You will find that any seasoning that starts or even has the word "salt" in the title, will always make your food more salty than flavorful. Look at the ingredients on any seasoning you are interested in. Then make you own mixture of the same ingredients minus the salt. Lots of folks do this that have to abide by salt intake. If you find that your food needs salt when you go to eat it, then you have control over just how much salt you need or can tolerate. Don't let people who you don't even know you, decide just how much salt you can eat. Salt is the cheapest seasoning there is. So it is cheaper to use more salt than any other herb or spice. Do you think they care if you can't have a lot of salt? Of course not. They are more interested in just making money with their seasonings.

And yes, I find that stock has a much better flavor than broth. You can get salt free stock as well as broth. Again you can add your own salt.
__________________
Illegitimi non carborundum!
I don't want my last words to be, "I wish I had spent more time doing housework"
Addie is offline   Reply With Quote
Reply

Tags
cook, rice

Thread Tools
Display Modes

Posting Rules
You may not post new threads
You may not post replies
You may not post attachments
You may not edit your posts

BB code is On
Smilies are On
[IMG] code is On
HTML code is Off
Trackbacks are Off
Pingbacks are Off
Refbacks are Off



» Discuss Cooking on Facebook

Our Communities

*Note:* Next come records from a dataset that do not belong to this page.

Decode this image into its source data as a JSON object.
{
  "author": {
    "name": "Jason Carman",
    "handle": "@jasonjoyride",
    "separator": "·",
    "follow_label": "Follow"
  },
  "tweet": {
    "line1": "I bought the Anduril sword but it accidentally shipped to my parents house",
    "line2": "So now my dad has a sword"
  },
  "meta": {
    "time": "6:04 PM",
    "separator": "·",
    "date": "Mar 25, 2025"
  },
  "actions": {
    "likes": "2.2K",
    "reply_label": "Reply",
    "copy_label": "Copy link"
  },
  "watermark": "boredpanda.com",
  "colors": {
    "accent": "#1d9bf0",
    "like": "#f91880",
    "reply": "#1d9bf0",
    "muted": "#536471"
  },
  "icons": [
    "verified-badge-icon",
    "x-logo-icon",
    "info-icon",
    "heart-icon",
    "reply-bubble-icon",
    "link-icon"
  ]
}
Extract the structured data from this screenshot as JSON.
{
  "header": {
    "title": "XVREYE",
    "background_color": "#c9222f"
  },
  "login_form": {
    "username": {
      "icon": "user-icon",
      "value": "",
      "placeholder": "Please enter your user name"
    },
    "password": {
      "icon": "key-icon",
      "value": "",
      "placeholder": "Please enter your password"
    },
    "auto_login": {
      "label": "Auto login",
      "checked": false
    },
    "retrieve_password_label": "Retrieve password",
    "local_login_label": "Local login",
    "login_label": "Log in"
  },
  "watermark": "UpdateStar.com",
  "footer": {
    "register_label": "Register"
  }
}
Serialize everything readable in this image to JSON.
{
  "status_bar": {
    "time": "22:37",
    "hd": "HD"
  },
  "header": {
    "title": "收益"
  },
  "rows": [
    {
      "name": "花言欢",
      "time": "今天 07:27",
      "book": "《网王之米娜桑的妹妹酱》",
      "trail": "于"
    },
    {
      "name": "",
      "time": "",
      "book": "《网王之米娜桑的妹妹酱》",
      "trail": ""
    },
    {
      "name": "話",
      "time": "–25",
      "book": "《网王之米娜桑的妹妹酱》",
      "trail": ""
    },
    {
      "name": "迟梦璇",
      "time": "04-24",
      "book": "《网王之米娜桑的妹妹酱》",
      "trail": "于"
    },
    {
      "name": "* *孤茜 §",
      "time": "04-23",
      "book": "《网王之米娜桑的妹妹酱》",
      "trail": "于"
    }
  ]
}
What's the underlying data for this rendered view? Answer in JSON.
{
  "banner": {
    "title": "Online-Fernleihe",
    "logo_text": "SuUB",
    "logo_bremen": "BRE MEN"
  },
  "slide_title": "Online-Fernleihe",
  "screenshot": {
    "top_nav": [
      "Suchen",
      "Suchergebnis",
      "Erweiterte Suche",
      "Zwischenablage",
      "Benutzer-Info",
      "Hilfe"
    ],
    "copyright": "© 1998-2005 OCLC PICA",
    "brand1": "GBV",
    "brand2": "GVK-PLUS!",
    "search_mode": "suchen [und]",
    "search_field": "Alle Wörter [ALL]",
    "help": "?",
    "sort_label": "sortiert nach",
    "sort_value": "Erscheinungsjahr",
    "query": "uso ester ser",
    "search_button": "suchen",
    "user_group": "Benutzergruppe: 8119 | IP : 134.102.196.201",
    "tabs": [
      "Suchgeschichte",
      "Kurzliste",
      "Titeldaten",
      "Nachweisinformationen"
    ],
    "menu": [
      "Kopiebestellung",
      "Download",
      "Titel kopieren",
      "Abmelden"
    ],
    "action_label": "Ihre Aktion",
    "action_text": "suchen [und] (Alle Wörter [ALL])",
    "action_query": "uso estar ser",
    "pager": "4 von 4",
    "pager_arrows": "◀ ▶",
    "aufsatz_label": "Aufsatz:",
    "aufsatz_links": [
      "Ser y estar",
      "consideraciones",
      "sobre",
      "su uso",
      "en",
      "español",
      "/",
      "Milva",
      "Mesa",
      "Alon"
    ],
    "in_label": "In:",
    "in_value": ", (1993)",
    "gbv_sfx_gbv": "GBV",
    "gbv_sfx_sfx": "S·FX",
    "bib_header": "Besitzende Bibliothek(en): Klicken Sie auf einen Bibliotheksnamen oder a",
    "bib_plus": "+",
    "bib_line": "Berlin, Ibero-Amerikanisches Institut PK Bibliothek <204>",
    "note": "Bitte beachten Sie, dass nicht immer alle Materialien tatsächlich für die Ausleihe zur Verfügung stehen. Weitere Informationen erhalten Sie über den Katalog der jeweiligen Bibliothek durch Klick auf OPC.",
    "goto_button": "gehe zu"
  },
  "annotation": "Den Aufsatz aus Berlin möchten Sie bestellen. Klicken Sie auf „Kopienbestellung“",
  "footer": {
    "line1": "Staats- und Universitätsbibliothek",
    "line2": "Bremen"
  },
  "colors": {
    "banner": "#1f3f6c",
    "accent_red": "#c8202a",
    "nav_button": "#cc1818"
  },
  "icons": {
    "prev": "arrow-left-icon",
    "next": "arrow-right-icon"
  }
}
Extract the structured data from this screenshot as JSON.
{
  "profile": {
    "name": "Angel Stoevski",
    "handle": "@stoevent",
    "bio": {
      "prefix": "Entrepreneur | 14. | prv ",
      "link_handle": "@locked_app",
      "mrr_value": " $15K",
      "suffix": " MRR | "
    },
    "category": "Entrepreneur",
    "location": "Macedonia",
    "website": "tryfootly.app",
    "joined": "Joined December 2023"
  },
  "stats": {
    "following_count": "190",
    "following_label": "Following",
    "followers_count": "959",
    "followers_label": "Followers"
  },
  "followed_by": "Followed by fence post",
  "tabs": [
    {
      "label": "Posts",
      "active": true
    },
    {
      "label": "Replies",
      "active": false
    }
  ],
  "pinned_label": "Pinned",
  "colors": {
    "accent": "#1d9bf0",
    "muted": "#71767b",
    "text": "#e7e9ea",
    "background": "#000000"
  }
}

Our communities encompass many different hobbies and interests, but each one is built on friendly, intelligent membership.

» More about our Communities

Automotive Communities

Our Automotive communities encompass many different makes and models. From U.S. domestics to European Saloons.

» More about our Automotive Communities

Marine Communities

Our Marine websites focus on Cruising and Sailing Vessels, including forums and the largest cruising Wiki project on the web today.

» More about our Marine Communities


Copyright 2002- Social Knowledge, LLC All Rights Reserved.

All times are GMT -5. The time now is 09:31 PM.


Powered by vBulletin® Version 3.8.8 Beta 4
Copyright ©2000 - 2016, Jelsoft Enterprises Ltd.